* Exercise brief *
Should the listing contain images, exclude them; give the rest again exactly.

* Records for this task *

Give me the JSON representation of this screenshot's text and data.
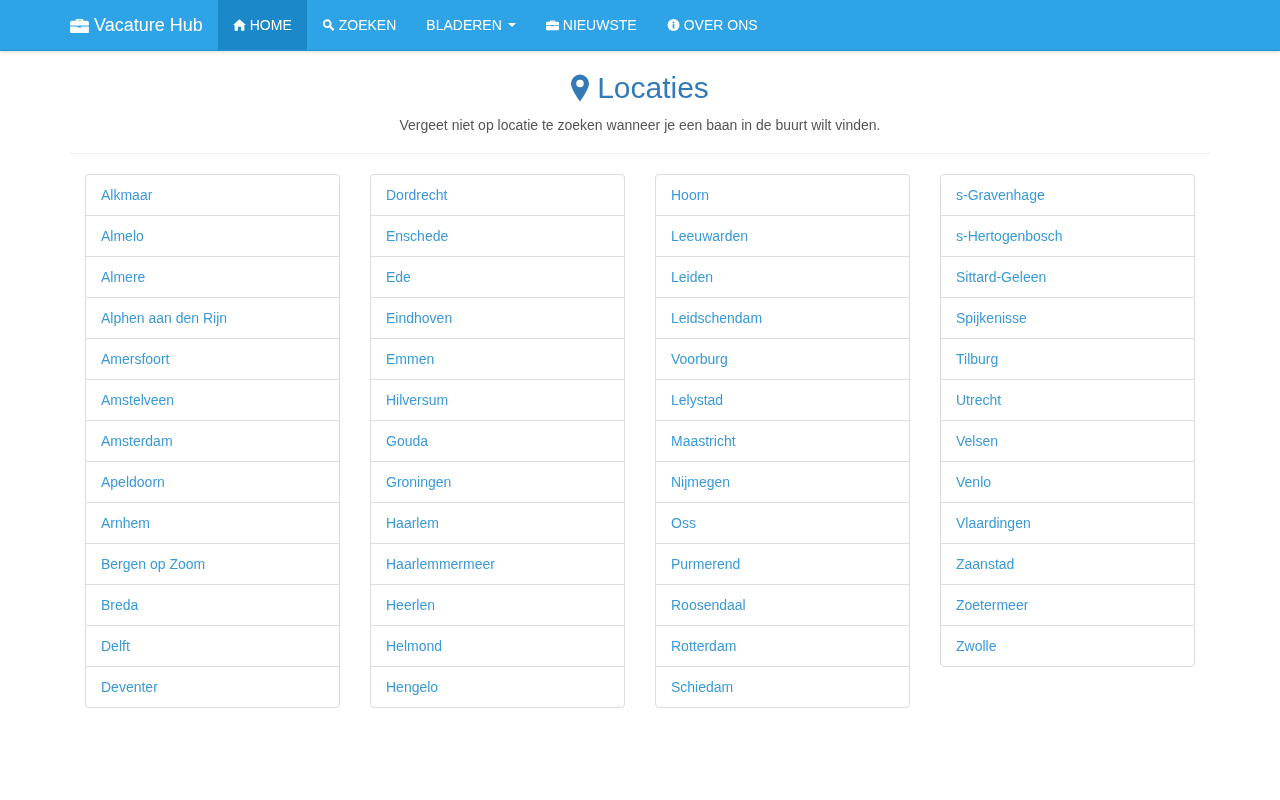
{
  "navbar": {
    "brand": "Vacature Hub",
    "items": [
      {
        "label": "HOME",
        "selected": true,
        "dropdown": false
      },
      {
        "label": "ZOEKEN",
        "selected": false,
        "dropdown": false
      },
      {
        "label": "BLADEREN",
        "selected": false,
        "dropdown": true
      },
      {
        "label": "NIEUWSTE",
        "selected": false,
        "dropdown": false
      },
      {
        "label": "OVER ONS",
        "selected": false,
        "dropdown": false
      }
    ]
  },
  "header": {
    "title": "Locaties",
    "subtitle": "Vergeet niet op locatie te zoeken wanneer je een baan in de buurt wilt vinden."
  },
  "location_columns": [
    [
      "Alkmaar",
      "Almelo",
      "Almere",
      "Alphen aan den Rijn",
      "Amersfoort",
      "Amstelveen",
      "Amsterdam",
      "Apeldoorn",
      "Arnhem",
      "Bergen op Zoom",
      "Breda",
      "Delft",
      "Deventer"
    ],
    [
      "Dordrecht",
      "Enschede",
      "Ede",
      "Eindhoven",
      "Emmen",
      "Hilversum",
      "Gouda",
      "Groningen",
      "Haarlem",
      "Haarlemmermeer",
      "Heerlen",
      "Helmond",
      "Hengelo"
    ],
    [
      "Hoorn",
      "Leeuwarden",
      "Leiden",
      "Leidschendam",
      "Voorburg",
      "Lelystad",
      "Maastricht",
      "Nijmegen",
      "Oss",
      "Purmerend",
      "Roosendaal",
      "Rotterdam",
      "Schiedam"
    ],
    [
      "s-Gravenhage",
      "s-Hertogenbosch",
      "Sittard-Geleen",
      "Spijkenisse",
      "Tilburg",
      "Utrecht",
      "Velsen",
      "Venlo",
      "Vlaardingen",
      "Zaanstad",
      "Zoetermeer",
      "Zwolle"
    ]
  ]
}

* Exercise result *
Give me the JSON representation of this screenshot's text and data.
{
  "navbar": {
    "brand": "Vacature Hub",
    "items": [
      {
        "label": "HOME",
        "selected": true,
        "dropdown": false
      },
      {
        "label": "ZOEKEN",
        "selected": false,
        "dropdown": false
      },
      {
        "label": "BLADEREN",
        "selected": false,
        "dropdown": true
      },
      {
        "label": "NIEUWSTE",
        "selected": false,
        "dropdown": false
      },
      {
        "label": "OVER ONS",
        "selected": false,
        "dropdown": false
      }
    ]
  },
  "header": {
    "title": "Locaties",
    "subtitle": "Vergeet niet op locatie te zoeken wanneer je een baan in de buurt wilt vinden."
  },
  "location_columns": [
    [
      "Alkmaar",
      "Almelo",
      "Almere",
      "Alphen aan den Rijn",
      "Amersfoort",
      "Amstelveen",
      "Amsterdam",
      "Apeldoorn",
      "Arnhem",
      "Bergen op Zoom",
      "Breda",
      "Delft",
      "Deventer"
    ],
    [
      "Dordrecht",
      "Enschede",
      "Ede",
      "Eindhoven",
      "Emmen",
      "Hilversum",
      "Gouda",
      "Groningen",
      "Haarlem",
      "Haarlemmermeer",
      "Heerlen",
      "Helmond",
      "Hengelo"
    ],
    [
      "Hoorn",
      "Leeuwarden",
      "Leiden",
      "Leidschendam",
      "Voorburg",
      "Lelystad",
      "Maastricht",
      "Nijmegen",
      "Oss",
      "Purmerend",
      "Roosendaal",
      "Rotterdam",
      "Schiedam"
    ],
    [
      "s-Gravenhage",
      "s-Hertogenbosch",
      "Sittard-Geleen",
      "Spijkenisse",
      "Tilburg",
      "Utrecht",
      "Velsen",
      "Venlo",
      "Vlaardingen",
      "Zaanstad",
      "Zoetermeer",
      "Zwolle"
    ]
  ]
}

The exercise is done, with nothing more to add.